**Exercise objective**.
The response should consist of every line below, unchanged.

**Records for processing**.
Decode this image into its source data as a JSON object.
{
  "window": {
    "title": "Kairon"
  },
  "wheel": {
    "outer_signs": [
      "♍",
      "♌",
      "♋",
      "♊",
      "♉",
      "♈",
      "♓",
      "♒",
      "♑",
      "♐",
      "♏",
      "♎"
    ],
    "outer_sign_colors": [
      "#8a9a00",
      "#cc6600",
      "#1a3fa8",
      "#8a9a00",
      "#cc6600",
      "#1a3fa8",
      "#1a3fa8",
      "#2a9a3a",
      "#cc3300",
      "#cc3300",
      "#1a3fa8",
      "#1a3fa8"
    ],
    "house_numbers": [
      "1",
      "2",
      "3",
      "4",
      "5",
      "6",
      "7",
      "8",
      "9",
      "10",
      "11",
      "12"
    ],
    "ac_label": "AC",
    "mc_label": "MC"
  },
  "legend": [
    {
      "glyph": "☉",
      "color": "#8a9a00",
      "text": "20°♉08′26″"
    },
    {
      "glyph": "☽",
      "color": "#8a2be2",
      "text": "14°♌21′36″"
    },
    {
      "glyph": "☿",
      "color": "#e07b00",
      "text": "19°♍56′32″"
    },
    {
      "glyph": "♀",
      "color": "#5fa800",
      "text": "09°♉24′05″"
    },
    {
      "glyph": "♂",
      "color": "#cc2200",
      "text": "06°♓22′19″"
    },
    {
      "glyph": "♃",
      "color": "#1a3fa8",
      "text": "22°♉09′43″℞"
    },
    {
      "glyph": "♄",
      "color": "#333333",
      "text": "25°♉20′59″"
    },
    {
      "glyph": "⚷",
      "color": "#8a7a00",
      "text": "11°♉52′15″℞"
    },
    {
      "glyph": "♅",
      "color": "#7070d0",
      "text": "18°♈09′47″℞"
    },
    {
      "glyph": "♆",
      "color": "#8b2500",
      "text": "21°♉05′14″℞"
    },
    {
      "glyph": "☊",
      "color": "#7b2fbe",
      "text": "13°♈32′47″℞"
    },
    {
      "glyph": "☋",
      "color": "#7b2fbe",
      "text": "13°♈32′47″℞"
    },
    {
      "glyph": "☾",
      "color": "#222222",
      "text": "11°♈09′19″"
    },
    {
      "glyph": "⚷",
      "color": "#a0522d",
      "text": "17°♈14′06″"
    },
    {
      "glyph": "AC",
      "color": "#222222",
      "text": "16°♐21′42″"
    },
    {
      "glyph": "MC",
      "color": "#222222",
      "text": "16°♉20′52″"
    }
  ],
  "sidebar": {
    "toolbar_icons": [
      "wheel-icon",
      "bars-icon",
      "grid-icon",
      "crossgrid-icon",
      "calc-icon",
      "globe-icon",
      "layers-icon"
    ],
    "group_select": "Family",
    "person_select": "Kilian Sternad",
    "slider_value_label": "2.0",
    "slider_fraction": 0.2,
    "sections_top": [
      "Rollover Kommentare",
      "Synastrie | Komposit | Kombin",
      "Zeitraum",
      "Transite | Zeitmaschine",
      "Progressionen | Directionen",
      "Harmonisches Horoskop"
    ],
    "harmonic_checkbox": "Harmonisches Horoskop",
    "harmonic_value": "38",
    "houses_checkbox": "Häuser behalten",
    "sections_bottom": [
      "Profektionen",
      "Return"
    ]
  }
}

**Answer for the task**.
Decode this image into its source data as a JSON object.
{
  "window": {
    "title": "Kairon"
  },
  "wheel": {
    "outer_signs": [
      "♍",
      "♌",
      "♋",
      "♊",
      "♉",
      "♈",
      "♓",
      "♒",
      "♑",
      "♐",
      "♏",
      "♎"
    ],
    "outer_sign_colors": [
      "#8a9a00",
      "#cc6600",
      "#1a3fa8",
      "#8a9a00",
      "#cc6600",
      "#1a3fa8",
      "#1a3fa8",
      "#2a9a3a",
      "#cc3300",
      "#cc3300",
      "#1a3fa8",
      "#1a3fa8"
    ],
    "house_numbers": [
      "1",
      "2",
      "3",
      "4",
      "5",
      "6",
      "7",
      "8",
      "9",
      "10",
      "11",
      "12"
    ],
    "ac_label": "AC",
    "mc_label": "MC"
  },
  "legend": [
    {
      "glyph": "☉",
      "color": "#8a9a00",
      "text": "20°♉08′26″"
    },
    {
      "glyph": "☽",
      "color": "#8a2be2",
      "text": "14°♌21′36″"
    },
    {
      "glyph": "☿",
      "color": "#e07b00",
      "text": "19°♍56′32″"
    },
    {
      "glyph": "♀",
      "color": "#5fa800",
      "text": "09°♉24′05″"
    },
    {
      "glyph": "♂",
      "color": "#cc2200",
      "text": "06°♓22′19″"
    },
    {
      "glyph": "♃",
      "color": "#1a3fa8",
      "text": "22°♉09′43″℞"
    },
    {
      "glyph": "♄",
      "color": "#333333",
      "text": "25°♉20′59″"
    },
    {
      "glyph": "⚷",
      "color": "#8a7a00",
      "text": "11°♉52′15″℞"
    },
    {
      "glyph": "♅",
      "color": "#7070d0",
      "text": "18°♈09′47″℞"
    },
    {
      "glyph": "♆",
      "color": "#8b2500",
      "text": "21°♉05′14″℞"
    },
    {
      "glyph": "☊",
      "color": "#7b2fbe",
      "text": "13°♈32′47″℞"
    },
    {
      "glyph": "☋",
      "color": "#7b2fbe",
      "text": "13°♈32′47″℞"
    },
    {
      "glyph": "☾",
      "color": "#222222",
      "text": "11°♈09′19″"
    },
    {
      "glyph": "⚷",
      "color": "#a0522d",
      "text": "17°♈14′06″"
    },
    {
      "glyph": "AC",
      "color": "#222222",
      "text": "16°♐21′42″"
    },
    {
      "glyph": "MC",
      "color": "#222222",
      "text": "16°♉20′52″"
    }
  ],
  "sidebar": {
    "toolbar_icons": [
      "wheel-icon",
      "bars-icon",
      "grid-icon",
      "crossgrid-icon",
      "calc-icon",
      "globe-icon",
      "layers-icon"
    ],
    "group_select": "Family",
    "person_select": "Kilian Sternad",
    "slider_value_label": "2.0",
    "slider_fraction": 0.2,
    "sections_top": [
      "Rollover Kommentare",
      "Synastrie | Komposit | Kombin",
      "Zeitraum",
      "Transite | Zeitmaschine",
      "Progressionen | Directionen",
      "Harmonisches Horoskop"
    ],
    "harmonic_checkbox": "Harmonisches Horoskop",
    "harmonic_value": "38",
    "houses_checkbox": "Häuser behalten",
    "sections_bottom": [
      "Profektionen",
      "Return"
    ]
  }
}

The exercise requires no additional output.